Archbishop Wilton D. Gregory welcomed the attendees to the Archdiocese of Atlanta and encouraged them to work together and be creative as they seek solutions.
A main topic of discussion centered on shrinking diocesan budgets and ways for churches to be resourceful in their fundraising.
Other presentations included Cultural Diversity and New Demands for Evangelization Programming, and Liturgical Norms and Implications for Black Catholics.
“We must all learn how to minister to the needs of the growing, culturally diverse community that is becoming a particular challenge in so many of our dioceses,” Archbishop Gregory said.
William G. Enright, Ph.D., and Richard Klopp led a discussion on the Landscape of Religious Giving.
Enright told the group that African-Americans are the most generous group of people when it comes to religious giving, but presented survey data that revealed a noticeable decrease in tithing.

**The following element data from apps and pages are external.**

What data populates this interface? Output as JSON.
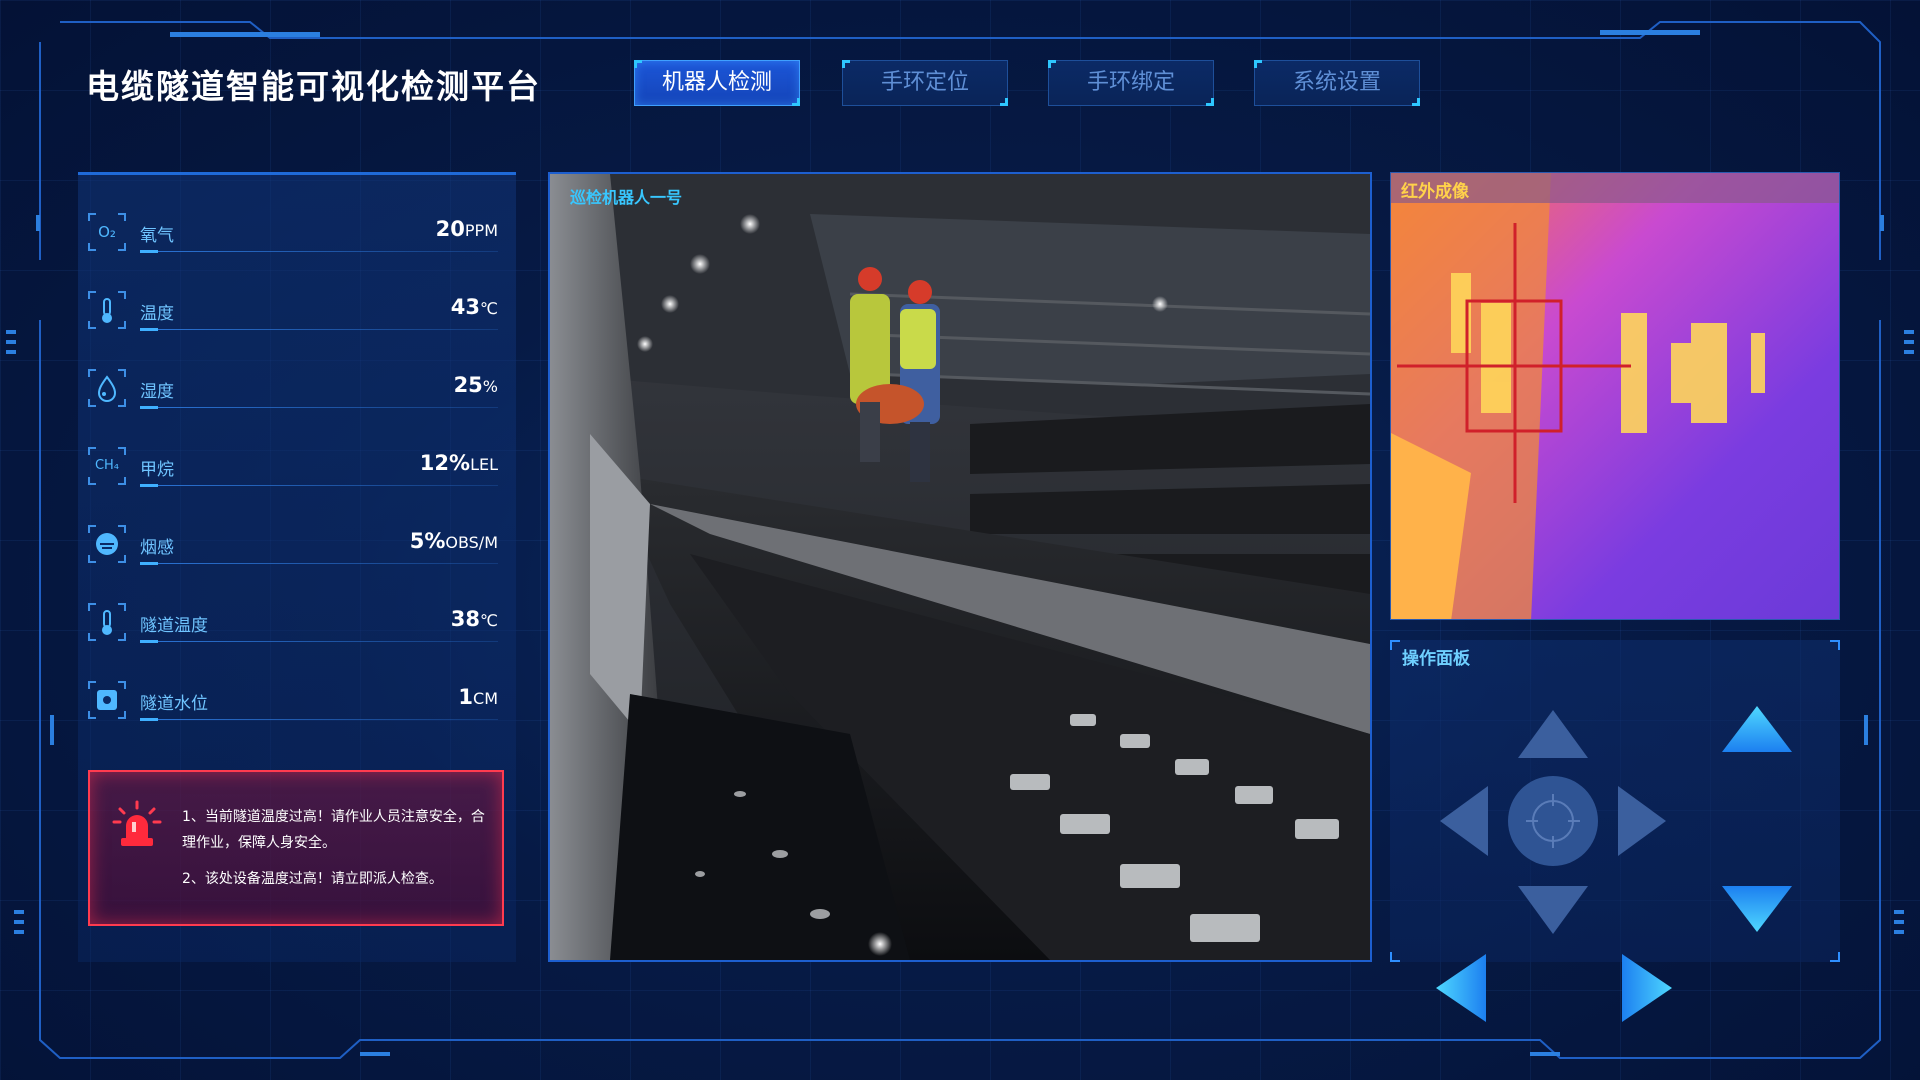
{
  "app": {
    "title": "电缆隧道智能可视化检测平台"
  },
  "nav": {
    "tabs": [
      {
        "label": "机器人检测",
        "active": true
      },
      {
        "label": "手环定位",
        "active": false
      },
      {
        "label": "手环绑定",
        "active": false
      },
      {
        "label": "系统设置",
        "active": false
      }
    ]
  },
  "sensors": [
    {
      "icon": "O₂",
      "icon_name": "oxygen-icon",
      "label": "氧气",
      "value": "20",
      "unit": "PPM"
    },
    {
      "icon": "thermometer",
      "icon_name": "thermometer-icon",
      "label": "温度",
      "value": "43",
      "unit": "℃"
    },
    {
      "icon": "droplet",
      "icon_name": "humidity-icon",
      "label": "湿度",
      "value": "25",
      "unit": "%"
    },
    {
      "icon": "CH₄",
      "icon_name": "methane-icon",
      "label": "甲烷",
      "value": "12%",
      "unit": "LEL"
    },
    {
      "icon": "smoke",
      "icon_name": "smoke-icon",
      "label": "烟感",
      "value": "5%",
      "unit": "OBS/M"
    },
    {
      "icon": "thermometer",
      "icon_name": "tunnel-thermometer-icon",
      "label": "隧道温度",
      "value": "38",
      "unit": "℃"
    },
    {
      "icon": "water",
      "icon_name": "water-level-icon",
      "label": "隧道水位",
      "value": "1",
      "unit": "CM"
    }
  ],
  "alert": {
    "lines": [
      "1、当前隧道温度过高！请作业人员注意安全，合理作业，保障人身安全。",
      "2、该处设备温度过高！请立即派人检查。"
    ]
  },
  "video": {
    "title": "巡检机器人一号"
  },
  "infrared": {
    "title": "红外成像"
  },
  "operation": {
    "title": "操作面板"
  },
  "colors": {
    "accent": "#1c56d8",
    "frame": "#1f6ad8",
    "alert": "#ff3b4f",
    "highlight": "#38c7ff"
  }
}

Between 1987 and 2004, collections fell between 25 and 50 percent, with most faith groups experiencing a 30 percent decline.
He said the future of black parishes will depend on other sources of revenue as tithing alone will not sustain them.
Kathleen Merritt, president of NABCA and director of the Diocese of Charleston’s Office of Ethnic Ministries, said the decrease is forcing churches to find new sources of revenue just to keep the doors open.
“Current trends in generous giving indicate that decisions to give is more based on the personal interest of the giver as opposed to, in the past being more of a commitment to a place of spiritual worship,” Merritt said. “Therefore, generous giving to the church and or parish depends on how clear its mission is and how well it matches the personal interest of the giver.”
Merritt, who attends St. Anthony of Padua Church in Greenville, said her church witnessed a significant increase in giving when they presented a clearly defined mission of providing homes, food and financial assistance to those in need.
“Today, donors are no longer donating to visions and dreams as they’ve done in the past,” she said. “Instead, generous giving is being directed toward projects that are a reality and provide immediate visual results to the donor.”
Enright also provided data on church attendance and giving, noting that those who attended more gave more.
Merritt said this is a serious issue for parishes where the number of young adults, children and teens is low. She said administrators must develop strategies that address the future of youth in the church.
Representatives from over 25 dioceses, the U.S. Conference of Catholic Bishops Secretariat for Cultural Diversity in the Church, Xavier Institute for Black Catholic Studies, and other diocesan leaders and personnel gathered for the meeting. Charles Prejean, director of the Office for Black Catholic Ministry for the Archdiocese of Atlanta, served as host.
The opening Mass and luncheon were held at the Bishop James P. Lyke House-Catholic Center at Atlanta University Center. Father Edward Branch, chaplain, shared the history of the house and its campus ministry program. Merritt presented him with a donation for the program.